The Bible speaks of the attitude and responses Jesus taught we are to have towards persecutions.
Matthew 5:43-45 ~ 43
“You have heard that it was said, ‘YOU SHALL LOVE YOUR NEIGHBOR and hate your enemy.’ 44″But I say to you, love your enemies and pray for those who persecute you, 45so that you may be sons of your Father who is in heaven; for He causes His sun to rise on the evil and the good, and sends rain on the righteous and the unrighteous.
PERSECUTION MEANS WE’RE ON THE RIGHT TRACK!
Peter writes again ~
Beloved, do not be surprised at the fiery ordeal among you, which comes upon you for your testing, as though some strange thing were happening to you; but to the degree that you share the sufferings of Christ, keep on rejoicing, so that also at the revelation of His glory you may rejoice with exultation. If you are reviled for the name of Christ, you are blessed, because the Spirit of glory and of God rests on you. Make sure that none of you suffers as a murderer, or thief, or evildoer, or a troublesome meddler; but if anyone suffers as a Christian, he is not to be ashamed, but is to glorify God in this name. (1 Peter:12-16)
Christians have a clear course for understanding persecution. We are not to view persecution as wrong or something to be feared. We are to view it as part of God’s plan for our lives, and to count it a blessing to suffer for our Lord. Jesus. The apostles wrote these guidelines for us out of their own experiences with persecution. Jesus underwent greater persecution than anyone else. His response is noteworthy and clearly something to be remembered, as the servants are not above the Master.
Jesus once had a conversation with a Roman governor that went like this:
Pilate answered, “I am not a Jew, am I? Your own nation and the chief priests delivered You to me; what have You done?” Jesus answered, “My kingdom is not of this world. If My kingdom were of this world, then My servants would be fighting so that I would not be handed over to the Jews; but as it is, My kingdom is not of this realm.” (John 18:35-36)
Jesus also said:
“If the world hates you, you know that it has hated Me before it hated you. “If you were of the world, the world would love its own; but because you are not of the world, but I chose you out of the world, because of this the world hates you. “Remember the word that I said to you, ‘A slave is not greater than his master ‘ If they persecuted Me, they will also persecute you; if they kept My word, they will keep yours also. “But all these things they will do to you for My name’s sake, because they do not know the One who sent Me. (John 15:18-21 ~ 18)
“You will be hated by all because of My name, but it is the one who has endured to the end who will be saved.” (Matthew 10:22 ~ 22)
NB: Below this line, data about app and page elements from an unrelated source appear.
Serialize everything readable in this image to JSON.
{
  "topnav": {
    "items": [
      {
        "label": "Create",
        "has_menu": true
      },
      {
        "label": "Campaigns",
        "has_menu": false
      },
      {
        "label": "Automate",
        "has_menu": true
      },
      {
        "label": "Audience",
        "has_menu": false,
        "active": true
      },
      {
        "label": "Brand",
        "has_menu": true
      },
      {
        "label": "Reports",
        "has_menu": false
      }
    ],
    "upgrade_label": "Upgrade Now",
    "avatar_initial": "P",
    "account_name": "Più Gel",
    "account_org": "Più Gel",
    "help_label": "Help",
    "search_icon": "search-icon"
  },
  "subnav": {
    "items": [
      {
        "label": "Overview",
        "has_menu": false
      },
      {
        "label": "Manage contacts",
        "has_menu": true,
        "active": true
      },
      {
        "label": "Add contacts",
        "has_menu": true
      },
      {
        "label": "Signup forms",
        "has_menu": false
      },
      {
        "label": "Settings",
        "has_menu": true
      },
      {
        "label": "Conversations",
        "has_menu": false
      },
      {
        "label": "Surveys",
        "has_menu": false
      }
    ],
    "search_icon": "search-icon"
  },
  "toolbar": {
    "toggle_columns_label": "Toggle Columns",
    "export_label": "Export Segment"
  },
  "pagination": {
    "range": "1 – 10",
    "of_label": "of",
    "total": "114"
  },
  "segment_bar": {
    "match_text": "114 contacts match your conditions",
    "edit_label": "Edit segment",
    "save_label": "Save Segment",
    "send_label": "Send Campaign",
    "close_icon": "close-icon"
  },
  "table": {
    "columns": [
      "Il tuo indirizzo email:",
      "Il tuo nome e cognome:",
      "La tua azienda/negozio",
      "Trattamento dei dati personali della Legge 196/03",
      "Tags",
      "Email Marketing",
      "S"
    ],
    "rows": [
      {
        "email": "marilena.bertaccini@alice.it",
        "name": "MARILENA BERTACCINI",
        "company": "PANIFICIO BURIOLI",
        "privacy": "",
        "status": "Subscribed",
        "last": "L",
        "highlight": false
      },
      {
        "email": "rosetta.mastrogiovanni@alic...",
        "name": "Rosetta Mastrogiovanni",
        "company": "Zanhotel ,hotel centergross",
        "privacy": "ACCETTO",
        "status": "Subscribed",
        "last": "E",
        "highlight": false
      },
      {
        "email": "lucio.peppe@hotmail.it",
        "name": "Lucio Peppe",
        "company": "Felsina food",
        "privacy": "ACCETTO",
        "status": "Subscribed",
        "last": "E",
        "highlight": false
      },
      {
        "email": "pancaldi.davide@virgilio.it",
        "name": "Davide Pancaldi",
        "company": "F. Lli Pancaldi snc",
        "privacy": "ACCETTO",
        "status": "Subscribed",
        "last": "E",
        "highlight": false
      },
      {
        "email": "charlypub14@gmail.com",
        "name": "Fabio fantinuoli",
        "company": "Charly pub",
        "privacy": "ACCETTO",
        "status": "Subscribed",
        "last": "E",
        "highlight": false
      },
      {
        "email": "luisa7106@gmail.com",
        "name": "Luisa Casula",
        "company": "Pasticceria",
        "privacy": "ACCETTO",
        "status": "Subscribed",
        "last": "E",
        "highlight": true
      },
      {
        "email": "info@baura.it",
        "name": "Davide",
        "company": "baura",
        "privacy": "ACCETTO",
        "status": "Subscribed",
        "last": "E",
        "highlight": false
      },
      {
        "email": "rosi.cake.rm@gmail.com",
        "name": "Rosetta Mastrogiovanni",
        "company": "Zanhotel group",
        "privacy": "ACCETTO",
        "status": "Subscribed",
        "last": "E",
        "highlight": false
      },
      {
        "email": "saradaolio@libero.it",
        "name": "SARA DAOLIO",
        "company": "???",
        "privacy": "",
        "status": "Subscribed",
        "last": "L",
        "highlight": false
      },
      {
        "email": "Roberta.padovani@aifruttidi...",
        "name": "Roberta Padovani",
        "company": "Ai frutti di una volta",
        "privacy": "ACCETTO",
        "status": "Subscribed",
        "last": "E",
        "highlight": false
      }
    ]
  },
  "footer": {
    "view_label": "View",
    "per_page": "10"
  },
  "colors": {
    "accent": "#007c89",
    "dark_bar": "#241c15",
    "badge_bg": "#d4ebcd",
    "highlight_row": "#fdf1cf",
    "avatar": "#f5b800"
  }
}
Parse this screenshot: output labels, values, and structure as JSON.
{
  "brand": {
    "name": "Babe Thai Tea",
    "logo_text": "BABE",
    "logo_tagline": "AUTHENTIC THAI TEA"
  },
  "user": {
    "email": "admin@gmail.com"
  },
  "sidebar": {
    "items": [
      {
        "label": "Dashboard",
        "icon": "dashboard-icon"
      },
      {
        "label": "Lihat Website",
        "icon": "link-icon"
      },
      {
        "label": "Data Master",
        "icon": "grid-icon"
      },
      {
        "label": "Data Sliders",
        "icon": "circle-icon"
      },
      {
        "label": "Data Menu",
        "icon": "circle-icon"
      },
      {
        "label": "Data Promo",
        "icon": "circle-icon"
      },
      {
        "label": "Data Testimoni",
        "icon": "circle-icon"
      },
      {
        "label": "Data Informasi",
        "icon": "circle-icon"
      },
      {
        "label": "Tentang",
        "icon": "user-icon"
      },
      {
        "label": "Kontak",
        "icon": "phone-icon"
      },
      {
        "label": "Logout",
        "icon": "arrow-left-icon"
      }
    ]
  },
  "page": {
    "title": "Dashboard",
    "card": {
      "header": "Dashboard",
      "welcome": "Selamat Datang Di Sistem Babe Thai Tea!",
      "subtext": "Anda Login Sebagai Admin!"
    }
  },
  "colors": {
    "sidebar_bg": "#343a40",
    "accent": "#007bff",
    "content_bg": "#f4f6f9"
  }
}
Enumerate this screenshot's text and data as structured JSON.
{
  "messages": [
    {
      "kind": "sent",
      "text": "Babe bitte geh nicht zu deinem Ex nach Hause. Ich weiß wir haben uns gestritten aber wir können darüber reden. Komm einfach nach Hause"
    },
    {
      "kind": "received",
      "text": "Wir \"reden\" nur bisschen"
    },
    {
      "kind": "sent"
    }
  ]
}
Some are deeply offended and angry when persecution takes place. The reaction is to retaliate in one way or another. They desire their “rights” and are not willing to lose any of their “possessions”, but would rather rally and try to force some confrontation with the issue, and obtain what they feel are their just dues. Some seem to feel that to suffer in any manner goes against being a Christian. Many want to be accepted and treated the same as non-believers. We are not the same. We belong to God. If we become offended or retaliate, we are being disobedient. These actions can also point to something more than just disobedience, maybe also a turning away from God.
The issue is not how to stop persecution. The issue is recognizing that persecution will indeed happen if we belong to Him. That understanding leads to depending on Him as to how we deal with those circumstances and allowing Christ to be glorified through it all.
Jesus, be glorified in our lives and our behavior, even as your Church endures difficult times.